There are plenty of lessons for all sides in this. Many of them will be repeated insistently over coming weeks – about small countries taking big risks; about the dangers of ceding monetary independence to Europe; about the limits of fiscal restraint in the face of massive banking debts, and so on. But, from the UK's perspective, I imagine the main talking points are yet to come. It's thought that any bailout to Ireland will be made from the European Financial Stability Facility Fund – a eurozone mechanism from which we're exempt – but there's also talk (£) of deploying the EU's emergency fund, which could make us liable for a loan of up to £6 billion. Whereas Treasury officials were keen to keep a solution to the Greek crisis within the eurozone, they are now telling the papers that, "This is not like Greece. [Ireland] are close trading partners."

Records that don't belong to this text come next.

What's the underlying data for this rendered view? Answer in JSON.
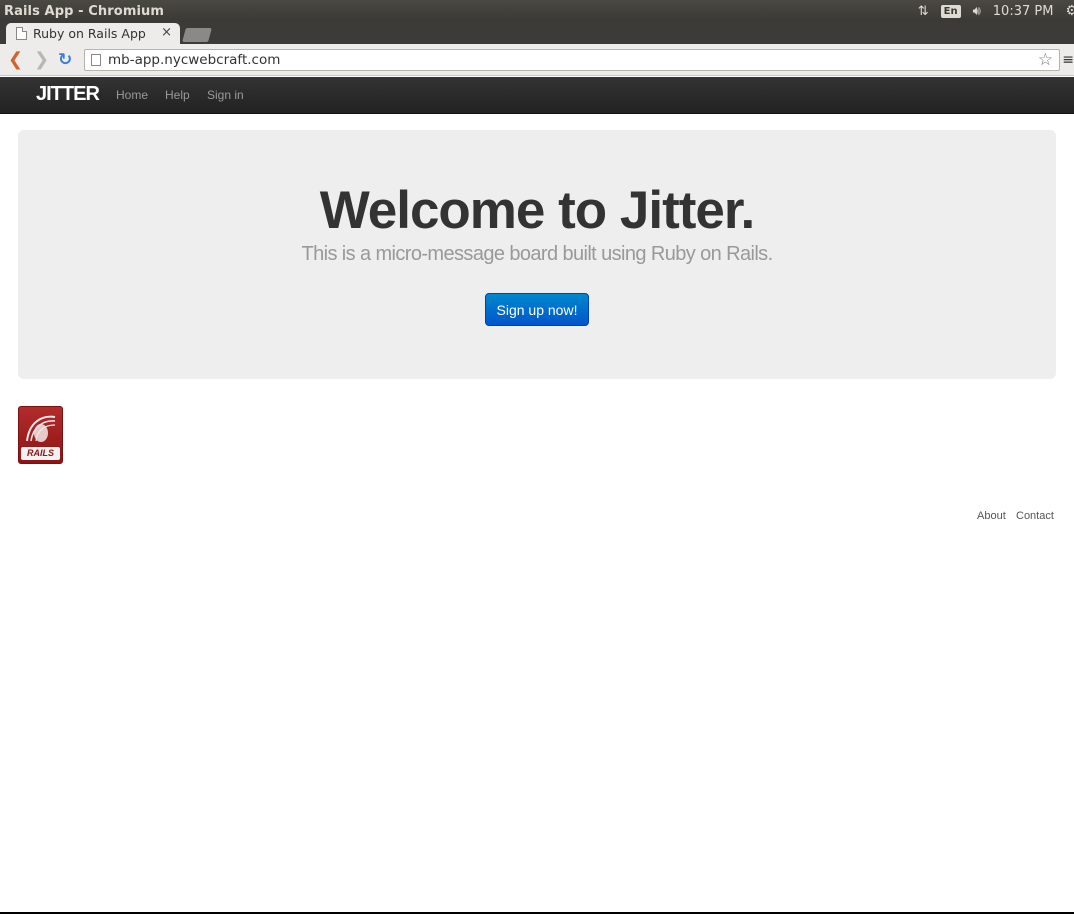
{
  "os_panel": {
    "window_title": "Rails App - Chromium",
    "keyboard_layout": "En",
    "time": "10:37 PM"
  },
  "browser": {
    "tab_title": "Ruby on Rails App",
    "tab_close": "×",
    "url": "mb-app.nycwebcraft.com"
  },
  "navbar": {
    "brand": "JITTER",
    "links": [
      "Home",
      "Help",
      "Sign in"
    ]
  },
  "hero": {
    "title": "Welcome to Jitter.",
    "subtitle": "This is a micro-message board built using Ruby on Rails.",
    "cta_label": "Sign up now!"
  },
  "logo": {
    "text": "RAILS",
    "brand_color": "#a31f1f"
  },
  "footer": {
    "links": [
      "About",
      "Contact"
    ]
  },
  "colors": {
    "accent": "#0069d9",
    "navbar_bg": "#222222",
    "hero_bg": "#eeeeee"
  }
}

It rather sums up the peculiar situation facing Europe, including the UK. Failure to act means that the contagion from Ireland could spread. But action carries with it clear costs, both fiscal and presentational. It's true to say that few domestic voters will relish the idea of propping up ailing economies elsewhere, particularly at a time of gruel and restraint at home. And what kind of precedent is being set should other countries, such as Portugal and Spain, go the way of Ireland themselves? A few years ago, the Celtic Tiger was a proud, growling beast. Now we must grapple with the consequences of its death.